Why is cryptomining from websites bad? Because it eats resources, plus governments shouldn’t be cryptomining.
Magic Cart: Going on for last three years, no one knows origination, attack ID’s third-party scripts on websites and then hacks scripts.
Magic Cart hacks scripts for the purpose of skimming credit card information.
Content security policies: white-list sources via browser header, if a source is not white-listed, it can’t be installed. Applies to trackers and other third-party web scripts like Google Analytics or Google Fonts.
Demonstrating code snippets which implement content security policies, will share slides later.
Includes log of violations of content security policies. I’m going to love looking at this code.
If you research content security policies online, not a lot of upp-to-date information, CSPs have been around since 2012.
W3C’s docs critiqued as being illegible, especially for those who speak English as a second language. Agree. Internationalization FTW!
Google is “do-as-we-say-not-as-we-do” with regard to its CSP docs V. what it does with its Google Analytics and other scripts.
Keeping up with what’s been added to pages manually is hard. Use Scrict Dynamic CSP instead. One policy across multiple pages.
Google has tools for CSPs: Strict Dynamic Test Bed, not sure of accessibility of tool will need to check later.
CSP can be added using meta tag or in theme’s functions.php file. Also .htaccess. Use these if you don’t want to work with browser headers. Probably can stick this in custom functionality plugin too.
CSP Mitigator from Google: Check http response headers, if no CSP present, will alert. If CSP present but there are problems with it, tool will offer suggestions.
There are also WordPress plugins for this, not recommended because some are out-f-date, but easy way to get started.
report-uri.com: Alternative to CSP Mitigater, useful if you have issues philosophical with Google.
Google’s resources making it possible for more people to implement CSPs.
Now demoing offline copy of White House website: No CSP, which means things can be injected client-side.
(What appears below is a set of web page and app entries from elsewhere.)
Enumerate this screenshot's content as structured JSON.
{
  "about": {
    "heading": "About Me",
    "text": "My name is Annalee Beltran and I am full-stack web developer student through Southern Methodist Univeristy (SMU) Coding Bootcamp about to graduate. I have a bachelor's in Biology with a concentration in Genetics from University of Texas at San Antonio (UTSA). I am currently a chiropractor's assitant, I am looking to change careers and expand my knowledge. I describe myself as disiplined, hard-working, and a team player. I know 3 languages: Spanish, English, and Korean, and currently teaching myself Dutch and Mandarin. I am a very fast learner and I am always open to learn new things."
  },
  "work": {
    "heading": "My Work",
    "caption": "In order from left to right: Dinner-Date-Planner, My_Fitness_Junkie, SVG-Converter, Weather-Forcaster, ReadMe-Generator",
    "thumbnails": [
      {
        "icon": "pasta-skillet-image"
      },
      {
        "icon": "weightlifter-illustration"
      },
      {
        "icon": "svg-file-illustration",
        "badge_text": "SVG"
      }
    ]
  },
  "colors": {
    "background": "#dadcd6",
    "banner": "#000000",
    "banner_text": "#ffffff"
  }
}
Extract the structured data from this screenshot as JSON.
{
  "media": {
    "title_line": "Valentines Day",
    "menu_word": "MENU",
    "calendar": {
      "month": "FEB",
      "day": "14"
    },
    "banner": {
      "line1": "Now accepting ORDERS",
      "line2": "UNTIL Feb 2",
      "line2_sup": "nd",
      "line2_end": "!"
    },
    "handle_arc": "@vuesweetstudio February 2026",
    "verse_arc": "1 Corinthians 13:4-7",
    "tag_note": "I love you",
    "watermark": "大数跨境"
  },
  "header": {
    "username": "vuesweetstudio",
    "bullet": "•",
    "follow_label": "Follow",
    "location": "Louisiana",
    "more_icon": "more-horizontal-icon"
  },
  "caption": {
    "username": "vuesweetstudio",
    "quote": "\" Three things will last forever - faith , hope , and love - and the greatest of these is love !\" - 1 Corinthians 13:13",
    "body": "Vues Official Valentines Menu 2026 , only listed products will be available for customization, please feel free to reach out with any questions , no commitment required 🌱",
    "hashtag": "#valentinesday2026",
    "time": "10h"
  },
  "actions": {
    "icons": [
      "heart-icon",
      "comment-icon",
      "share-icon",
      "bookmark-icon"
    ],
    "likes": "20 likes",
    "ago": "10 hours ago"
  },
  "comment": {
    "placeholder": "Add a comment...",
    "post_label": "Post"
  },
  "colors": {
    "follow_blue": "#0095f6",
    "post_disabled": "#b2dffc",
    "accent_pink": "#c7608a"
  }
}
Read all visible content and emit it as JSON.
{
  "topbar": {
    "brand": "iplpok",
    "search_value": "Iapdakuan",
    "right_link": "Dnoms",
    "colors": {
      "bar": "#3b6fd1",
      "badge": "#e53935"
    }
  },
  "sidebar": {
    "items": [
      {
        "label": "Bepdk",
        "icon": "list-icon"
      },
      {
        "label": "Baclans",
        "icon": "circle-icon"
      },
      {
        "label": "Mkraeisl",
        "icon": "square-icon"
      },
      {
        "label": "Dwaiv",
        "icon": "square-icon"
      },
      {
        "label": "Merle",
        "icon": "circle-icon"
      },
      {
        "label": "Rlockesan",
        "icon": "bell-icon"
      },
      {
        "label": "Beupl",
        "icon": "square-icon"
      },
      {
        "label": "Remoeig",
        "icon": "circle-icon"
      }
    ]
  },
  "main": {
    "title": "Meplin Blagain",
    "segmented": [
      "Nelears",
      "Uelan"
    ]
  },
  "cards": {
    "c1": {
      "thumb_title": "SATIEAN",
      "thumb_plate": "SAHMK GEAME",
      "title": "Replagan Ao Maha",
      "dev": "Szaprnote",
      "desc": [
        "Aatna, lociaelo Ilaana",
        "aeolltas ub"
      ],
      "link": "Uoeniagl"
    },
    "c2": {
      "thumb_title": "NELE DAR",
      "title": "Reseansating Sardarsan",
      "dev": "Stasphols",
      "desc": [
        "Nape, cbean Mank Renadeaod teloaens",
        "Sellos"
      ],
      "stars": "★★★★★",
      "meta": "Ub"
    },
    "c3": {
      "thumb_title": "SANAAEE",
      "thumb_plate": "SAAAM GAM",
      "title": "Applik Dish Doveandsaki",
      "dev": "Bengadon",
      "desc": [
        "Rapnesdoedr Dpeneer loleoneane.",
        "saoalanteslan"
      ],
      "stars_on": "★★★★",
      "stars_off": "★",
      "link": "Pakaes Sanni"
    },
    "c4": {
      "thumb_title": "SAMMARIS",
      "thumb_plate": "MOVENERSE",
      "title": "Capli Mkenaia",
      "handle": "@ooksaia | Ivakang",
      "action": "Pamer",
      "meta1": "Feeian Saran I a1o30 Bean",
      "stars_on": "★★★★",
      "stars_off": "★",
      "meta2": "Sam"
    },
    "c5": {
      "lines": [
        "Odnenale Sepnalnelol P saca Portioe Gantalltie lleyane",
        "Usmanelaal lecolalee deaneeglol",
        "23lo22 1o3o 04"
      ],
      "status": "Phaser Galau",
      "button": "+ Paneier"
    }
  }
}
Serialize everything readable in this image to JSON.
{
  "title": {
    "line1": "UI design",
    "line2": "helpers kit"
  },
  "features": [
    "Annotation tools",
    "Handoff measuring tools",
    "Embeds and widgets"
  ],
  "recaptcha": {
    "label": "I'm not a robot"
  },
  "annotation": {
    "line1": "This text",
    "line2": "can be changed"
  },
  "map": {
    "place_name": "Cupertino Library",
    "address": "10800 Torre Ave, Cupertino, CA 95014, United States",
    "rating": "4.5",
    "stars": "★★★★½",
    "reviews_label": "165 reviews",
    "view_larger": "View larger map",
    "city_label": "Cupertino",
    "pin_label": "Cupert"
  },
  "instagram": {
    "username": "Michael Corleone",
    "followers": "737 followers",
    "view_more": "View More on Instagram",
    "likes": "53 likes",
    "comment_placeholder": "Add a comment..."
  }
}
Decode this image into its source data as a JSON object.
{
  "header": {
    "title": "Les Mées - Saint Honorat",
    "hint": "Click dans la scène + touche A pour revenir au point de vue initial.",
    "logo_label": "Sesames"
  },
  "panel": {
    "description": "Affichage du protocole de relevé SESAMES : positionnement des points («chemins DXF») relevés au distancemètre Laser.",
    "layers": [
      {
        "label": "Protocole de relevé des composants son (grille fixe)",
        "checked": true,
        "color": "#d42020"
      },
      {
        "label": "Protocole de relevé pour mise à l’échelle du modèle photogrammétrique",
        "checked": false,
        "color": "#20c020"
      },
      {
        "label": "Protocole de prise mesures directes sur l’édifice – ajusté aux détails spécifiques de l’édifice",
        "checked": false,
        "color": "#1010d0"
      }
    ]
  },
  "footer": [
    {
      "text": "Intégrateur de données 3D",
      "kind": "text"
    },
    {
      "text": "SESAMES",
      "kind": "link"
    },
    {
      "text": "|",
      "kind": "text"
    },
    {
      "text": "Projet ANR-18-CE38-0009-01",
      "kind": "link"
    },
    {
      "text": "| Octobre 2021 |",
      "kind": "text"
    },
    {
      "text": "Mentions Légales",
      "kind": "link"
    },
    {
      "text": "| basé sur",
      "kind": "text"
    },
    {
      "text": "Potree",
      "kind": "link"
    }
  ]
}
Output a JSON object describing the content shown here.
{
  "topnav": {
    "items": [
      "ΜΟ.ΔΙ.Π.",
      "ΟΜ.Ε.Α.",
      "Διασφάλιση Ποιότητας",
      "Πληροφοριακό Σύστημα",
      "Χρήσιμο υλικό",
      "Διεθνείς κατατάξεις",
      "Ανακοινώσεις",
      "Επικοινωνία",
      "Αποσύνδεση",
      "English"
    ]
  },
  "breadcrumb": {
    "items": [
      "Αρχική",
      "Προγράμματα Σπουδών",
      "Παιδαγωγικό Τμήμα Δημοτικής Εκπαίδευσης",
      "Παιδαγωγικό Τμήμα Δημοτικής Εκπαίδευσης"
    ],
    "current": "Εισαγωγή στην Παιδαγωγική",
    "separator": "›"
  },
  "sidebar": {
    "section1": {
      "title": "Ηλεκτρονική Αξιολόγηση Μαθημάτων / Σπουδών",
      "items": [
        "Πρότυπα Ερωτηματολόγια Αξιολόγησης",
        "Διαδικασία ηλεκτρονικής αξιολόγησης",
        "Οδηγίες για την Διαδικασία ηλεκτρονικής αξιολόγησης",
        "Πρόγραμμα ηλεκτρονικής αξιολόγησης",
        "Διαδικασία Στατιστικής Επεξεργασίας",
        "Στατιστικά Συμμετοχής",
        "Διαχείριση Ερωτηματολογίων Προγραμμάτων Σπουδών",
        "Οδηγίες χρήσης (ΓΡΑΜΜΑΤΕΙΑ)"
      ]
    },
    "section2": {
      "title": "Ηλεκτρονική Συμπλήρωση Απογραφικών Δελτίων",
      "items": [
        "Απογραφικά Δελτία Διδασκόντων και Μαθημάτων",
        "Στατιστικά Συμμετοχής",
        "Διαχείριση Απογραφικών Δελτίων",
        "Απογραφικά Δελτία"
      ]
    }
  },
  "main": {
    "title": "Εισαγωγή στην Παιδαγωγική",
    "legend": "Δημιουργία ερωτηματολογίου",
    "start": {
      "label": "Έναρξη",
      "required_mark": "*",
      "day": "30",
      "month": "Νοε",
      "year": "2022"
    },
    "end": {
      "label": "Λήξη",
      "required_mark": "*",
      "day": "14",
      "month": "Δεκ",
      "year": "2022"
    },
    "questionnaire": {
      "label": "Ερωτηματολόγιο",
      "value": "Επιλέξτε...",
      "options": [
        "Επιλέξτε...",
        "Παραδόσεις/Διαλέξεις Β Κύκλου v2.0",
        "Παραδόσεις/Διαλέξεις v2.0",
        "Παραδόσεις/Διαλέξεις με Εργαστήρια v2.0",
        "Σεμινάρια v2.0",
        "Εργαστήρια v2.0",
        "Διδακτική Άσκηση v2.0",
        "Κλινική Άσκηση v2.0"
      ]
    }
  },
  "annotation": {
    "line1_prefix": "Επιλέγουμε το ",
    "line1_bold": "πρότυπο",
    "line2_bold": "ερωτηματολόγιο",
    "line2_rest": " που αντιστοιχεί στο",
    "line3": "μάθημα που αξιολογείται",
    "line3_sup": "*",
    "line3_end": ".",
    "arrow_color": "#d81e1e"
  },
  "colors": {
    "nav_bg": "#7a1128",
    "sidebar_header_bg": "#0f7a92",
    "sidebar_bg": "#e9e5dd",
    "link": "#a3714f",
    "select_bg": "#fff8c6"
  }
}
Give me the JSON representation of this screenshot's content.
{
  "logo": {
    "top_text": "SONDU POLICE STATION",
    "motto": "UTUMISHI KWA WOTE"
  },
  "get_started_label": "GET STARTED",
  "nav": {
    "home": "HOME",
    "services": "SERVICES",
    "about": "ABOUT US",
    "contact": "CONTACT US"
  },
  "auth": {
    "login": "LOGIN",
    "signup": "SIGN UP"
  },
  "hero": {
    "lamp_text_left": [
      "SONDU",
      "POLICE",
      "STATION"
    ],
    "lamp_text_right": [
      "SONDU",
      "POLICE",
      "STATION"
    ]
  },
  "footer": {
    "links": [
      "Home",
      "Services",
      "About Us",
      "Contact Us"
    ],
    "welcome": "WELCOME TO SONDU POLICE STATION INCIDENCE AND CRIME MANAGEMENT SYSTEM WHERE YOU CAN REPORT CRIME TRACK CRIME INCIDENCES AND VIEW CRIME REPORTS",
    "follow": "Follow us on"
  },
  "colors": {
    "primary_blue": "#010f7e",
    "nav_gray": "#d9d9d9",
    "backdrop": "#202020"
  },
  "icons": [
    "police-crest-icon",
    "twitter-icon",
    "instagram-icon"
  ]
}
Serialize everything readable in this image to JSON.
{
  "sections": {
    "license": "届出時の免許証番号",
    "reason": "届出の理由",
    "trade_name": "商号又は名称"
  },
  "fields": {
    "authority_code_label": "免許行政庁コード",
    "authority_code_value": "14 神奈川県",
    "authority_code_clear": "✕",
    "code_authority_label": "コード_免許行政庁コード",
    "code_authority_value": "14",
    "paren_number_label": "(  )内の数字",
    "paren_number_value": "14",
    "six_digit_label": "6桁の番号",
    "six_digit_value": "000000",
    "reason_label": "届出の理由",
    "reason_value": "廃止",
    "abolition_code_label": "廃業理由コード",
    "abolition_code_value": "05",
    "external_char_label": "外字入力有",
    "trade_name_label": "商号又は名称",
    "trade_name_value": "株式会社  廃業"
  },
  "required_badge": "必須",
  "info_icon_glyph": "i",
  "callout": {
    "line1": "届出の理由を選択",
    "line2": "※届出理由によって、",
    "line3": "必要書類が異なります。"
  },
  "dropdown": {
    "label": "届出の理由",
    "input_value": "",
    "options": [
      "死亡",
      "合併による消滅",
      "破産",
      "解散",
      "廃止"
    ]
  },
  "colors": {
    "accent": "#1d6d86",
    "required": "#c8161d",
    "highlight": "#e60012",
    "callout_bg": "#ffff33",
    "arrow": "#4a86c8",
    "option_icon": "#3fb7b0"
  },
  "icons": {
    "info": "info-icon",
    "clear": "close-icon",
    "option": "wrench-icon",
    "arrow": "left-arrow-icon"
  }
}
For the blind people playing at home, the injection to the Freedom scientific website changing the site tagline to “Too expensive products for the visually impaired” was a result of no content security policy being present on the site. Not from speaker, my own injection of another example.
Miriam Schwab @ #WCUS: